*** Opening of Entries provided ***
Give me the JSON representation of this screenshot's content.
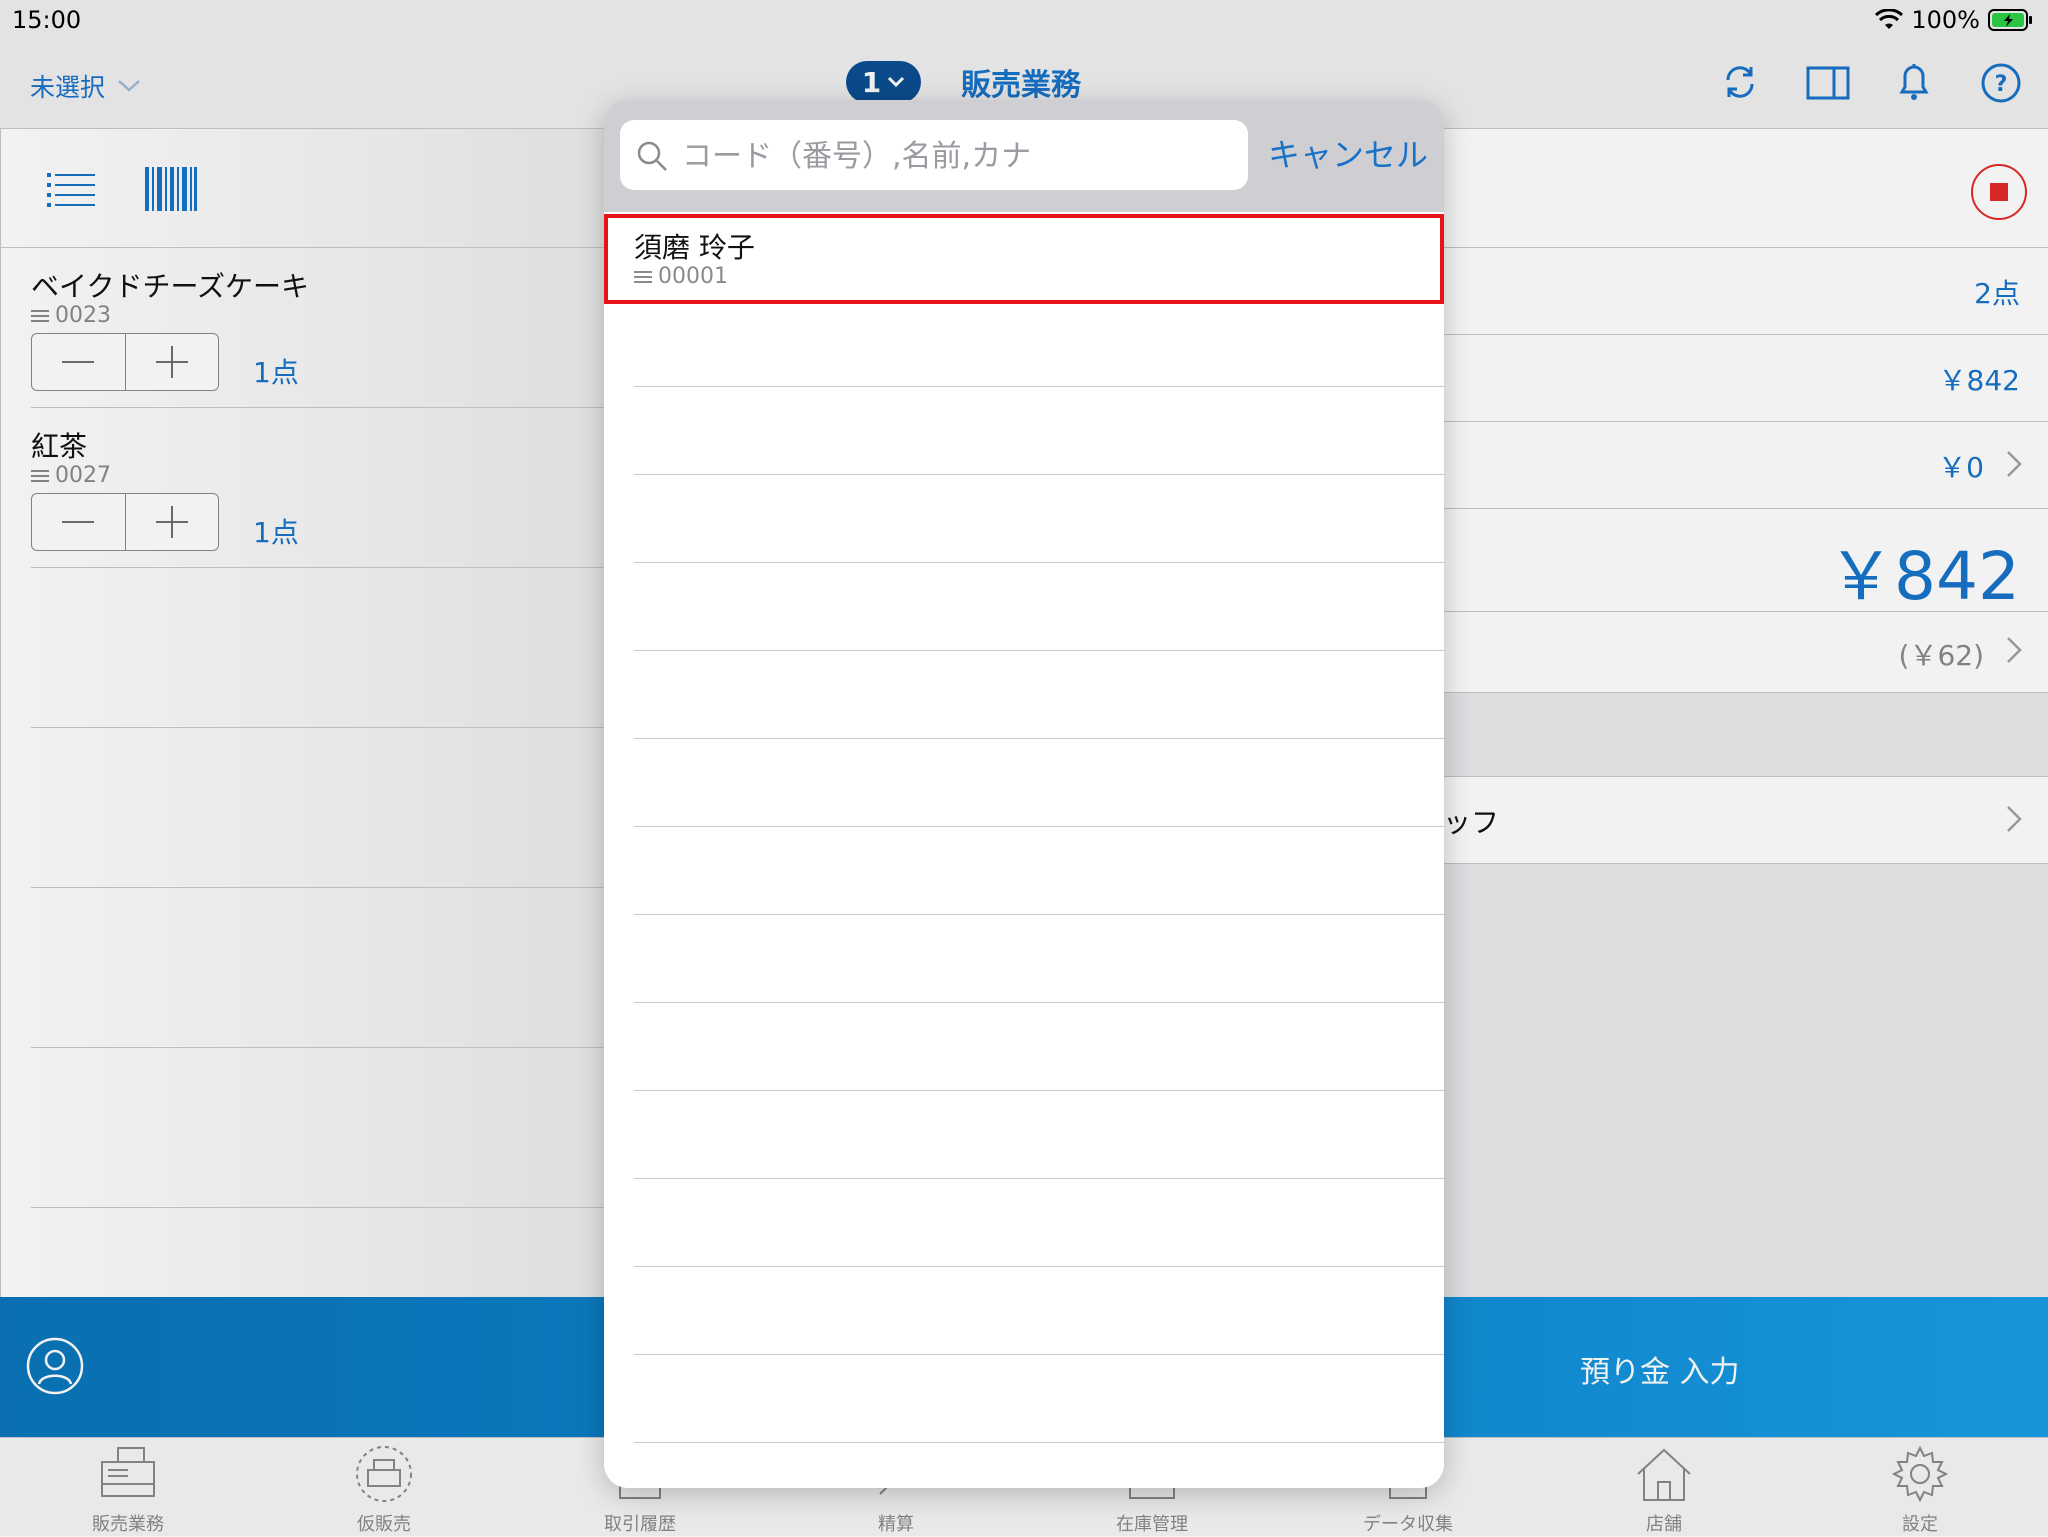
{
  "status": {
    "time": "15:00",
    "battery": "100%"
  },
  "nav": {
    "store_selector": "未選択",
    "register_number": "1",
    "title": "販売業務",
    "icons": [
      "sync-icon",
      "panel-icon",
      "bell-icon",
      "help-icon"
    ]
  },
  "left": {
    "items": [
      {
        "name": "ベイクドチーズケーキ",
        "code": "0023",
        "qty": "1点"
      },
      {
        "name": "紅茶",
        "code": "0027",
        "qty": "1点"
      }
    ]
  },
  "right": {
    "count": "2点",
    "subtotal": "￥842",
    "discount": "￥0",
    "total": "￥842",
    "tax": "(￥62)",
    "staff_label": "ッフ"
  },
  "action": {
    "deposit": "預り金 入力"
  },
  "tabs": [
    {
      "label": "販売業務",
      "icon": "register-icon"
    },
    {
      "label": "仮販売",
      "icon": "temp-register-icon"
    },
    {
      "label": "取引履歴",
      "icon": "history-icon"
    },
    {
      "label": "精算",
      "icon": "settlement-icon"
    },
    {
      "label": "在庫管理",
      "icon": "inventory-icon"
    },
    {
      "label": "データ収集",
      "icon": "data-collection-icon"
    },
    {
      "label": "店舗",
      "icon": "store-icon"
    },
    {
      "label": "設定",
      "icon": "gear-icon"
    }
  ],
  "popover": {
    "search_placeholder": "コード（番号）,名前,カナ",
    "search_value": "",
    "cancel": "キャンセル",
    "results": [
      {
        "name": "須磨 玲子",
        "code": "00001",
        "highlighted": true
      }
    ]
  },
  "colors": {
    "accent": "#1872c8",
    "highlight": "#e8121a",
    "stop": "#e32b2b",
    "action_bar": "#0d85cf"
  }
}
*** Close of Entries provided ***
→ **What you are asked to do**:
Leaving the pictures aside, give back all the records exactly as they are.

→ **Output below**:
Give me the JSON representation of this screenshot's content.
{
  "status": {
    "time": "15:00",
    "battery": "100%"
  },
  "nav": {
    "store_selector": "未選択",
    "register_number": "1",
    "title": "販売業務",
    "icons": [
      "sync-icon",
      "panel-icon",
      "bell-icon",
      "help-icon"
    ]
  },
  "left": {
    "items": [
      {
        "name": "ベイクドチーズケーキ",
        "code": "0023",
        "qty": "1点"
      },
      {
        "name": "紅茶",
        "code": "0027",
        "qty": "1点"
      }
    ]
  },
  "right": {
    "count": "2点",
    "subtotal": "￥842",
    "discount": "￥0",
    "total": "￥842",
    "tax": "(￥62)",
    "staff_label": "ッフ"
  },
  "action": {
    "deposit": "預り金 入力"
  },
  "tabs": [
    {
      "label": "販売業務",
      "icon": "register-icon"
    },
    {
      "label": "仮販売",
      "icon": "temp-register-icon"
    },
    {
      "label": "取引履歴",
      "icon": "history-icon"
    },
    {
      "label": "精算",
      "icon": "settlement-icon"
    },
    {
      "label": "在庫管理",
      "icon": "inventory-icon"
    },
    {
      "label": "データ収集",
      "icon": "data-collection-icon"
    },
    {
      "label": "店舗",
      "icon": "store-icon"
    },
    {
      "label": "設定",
      "icon": "gear-icon"
    }
  ],
  "popover": {
    "search_placeholder": "コード（番号）,名前,カナ",
    "search_value": "",
    "cancel": "キャンセル",
    "results": [
      {
        "name": "須磨 玲子",
        "code": "00001",
        "highlighted": true
      }
    ]
  },
  "colors": {
    "accent": "#1872c8",
    "highlight": "#e8121a",
    "stop": "#e32b2b",
    "action_bar": "#0d85cf"
  }
}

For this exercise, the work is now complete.